Updating or renovating your bathroom is a great opportunity to incorporate additional storage options into your design, such as a vanity unit. You may struggle to find extra standalone products later down the line that fit neatly with your bathroom design, or into available spaces, so it’s a good idea to think carefully about what you might need.
Consider whether you need more storage than you have currently and what will go where. Think about how regularly you use different things and how important it is to be able to access them easily. For instance, are you planning to store items such as clean towels or spare toilet rolls in the bathroom?
Also consider whether you want everything to be hidden away, or if you’d prefer for some things to be out on display.
The units, furniture and products are a fundamental part of every bathroom. Whether you’re completely renovating your bathroom or sprucing it up with some new fixtures and fittings, design and quality are both important considerations.
For 6% of people, this aspect of their bathroom was their biggest frustration.
We’ve heard from bathroom owners whose bath panels have become worn, whose cabinet doors have swelled and discoloured, or whose ageing taps now make it difficult to set the temperature correctly.
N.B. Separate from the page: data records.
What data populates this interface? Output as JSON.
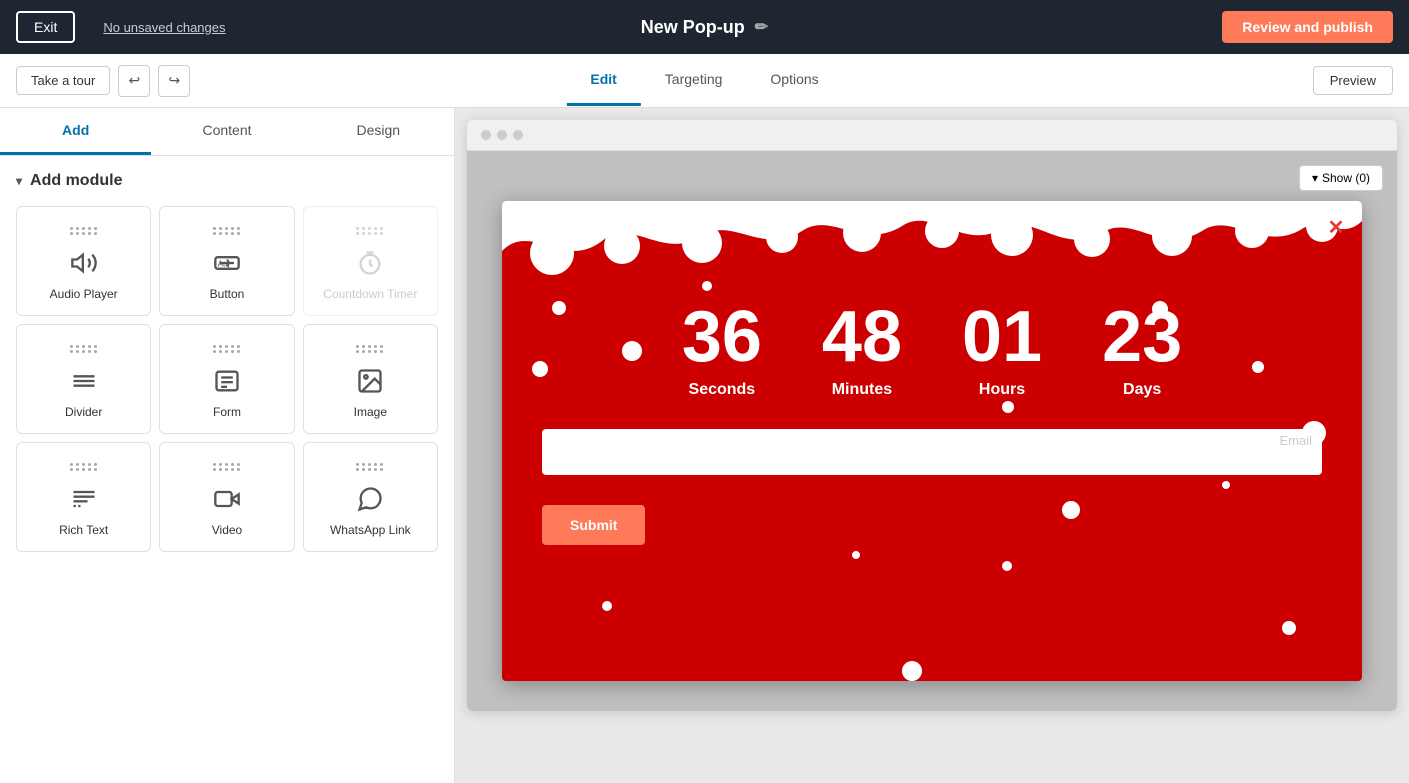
{
  "header": {
    "exit_label": "Exit",
    "unsaved_changes": "No unsaved changes",
    "popup_title": "New Pop-up",
    "review_publish": "Review and publish"
  },
  "sub_header": {
    "take_tour": "Take a tour",
    "tabs": [
      {
        "id": "edit",
        "label": "Edit",
        "active": true
      },
      {
        "id": "targeting",
        "label": "Targeting",
        "active": false
      },
      {
        "id": "options",
        "label": "Options",
        "active": false
      }
    ],
    "preview": "Preview"
  },
  "left_panel": {
    "tabs": [
      {
        "id": "add",
        "label": "Add",
        "active": true
      },
      {
        "id": "content",
        "label": "Content",
        "active": false
      },
      {
        "id": "design",
        "label": "Design",
        "active": false
      }
    ],
    "add_module_label": "Add module",
    "modules": [
      {
        "id": "audio-player",
        "label": "Audio Player",
        "icon": "audio",
        "disabled": false
      },
      {
        "id": "button",
        "label": "Button",
        "icon": "button",
        "disabled": false
      },
      {
        "id": "countdown-timer",
        "label": "Countdown Timer",
        "icon": "clock",
        "disabled": true
      },
      {
        "id": "divider",
        "label": "Divider",
        "icon": "divider",
        "disabled": false
      },
      {
        "id": "form",
        "label": "Form",
        "icon": "form",
        "disabled": false
      },
      {
        "id": "image",
        "label": "Image",
        "icon": "image",
        "disabled": false
      },
      {
        "id": "rich-text",
        "label": "Rich Text",
        "icon": "richtext",
        "disabled": false
      },
      {
        "id": "video",
        "label": "Video",
        "icon": "video",
        "disabled": false
      },
      {
        "id": "whatsapp-link",
        "label": "WhatsApp Link",
        "icon": "whatsapp",
        "disabled": false
      }
    ]
  },
  "canvas": {
    "show_button": "Show (0)",
    "popup": {
      "close_icon": "✕",
      "countdown": {
        "seconds": "36",
        "minutes": "48",
        "hours": "01",
        "days": "23",
        "seconds_label": "Seconds",
        "minutes_label": "Minutes",
        "hours_label": "Hours",
        "days_label": "Days"
      },
      "email_placeholder": "Email",
      "submit_label": "Submit"
    }
  }
}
When it comes to bathroom furniture, poor quality may leave you with regrets before long. Cabinets and vanity units have to be able to cope with the wear and tear of everyday use, while also being able to withstand steam, condensation and water splashes.
Some 4% said that the layout of their bathroom was their biggest frustration.
The first thing to consider if you’re thinking about changes to your bathroom layout is the location of existing key features, including waste pipes, boiler and electrical wiring. While it is possible to move things around, relocating these features could add significantly to your costs.
If you’re , but the layout isn’t quite right, think about other smaller changes that could help, such as shallow cupboards, the size of your fixtures and fittings and the positioning of any freestanding products.
A common complaint among people frustrated with their bathroom layout was that the room was simply too small. Extending your bathroom won’t be an option for many, but our page can help with different ideas you could consider, including floating toilets and basins and clever design techniques.
It’s a good idea to talk to a bathroom specialist to help with your design and layout, taking into account your budget. If you’d prefer someone independent, use to find bathroom fitters near you and visit our page for help with choosing and hiring a professional bathroom fitter.
*We surveyed 1,174 members of the Which? Connect panel online in April 2022 to find out about their biggest bathroom regrets. More than half – 606 of those surveyed – had a frustration with their bathroom.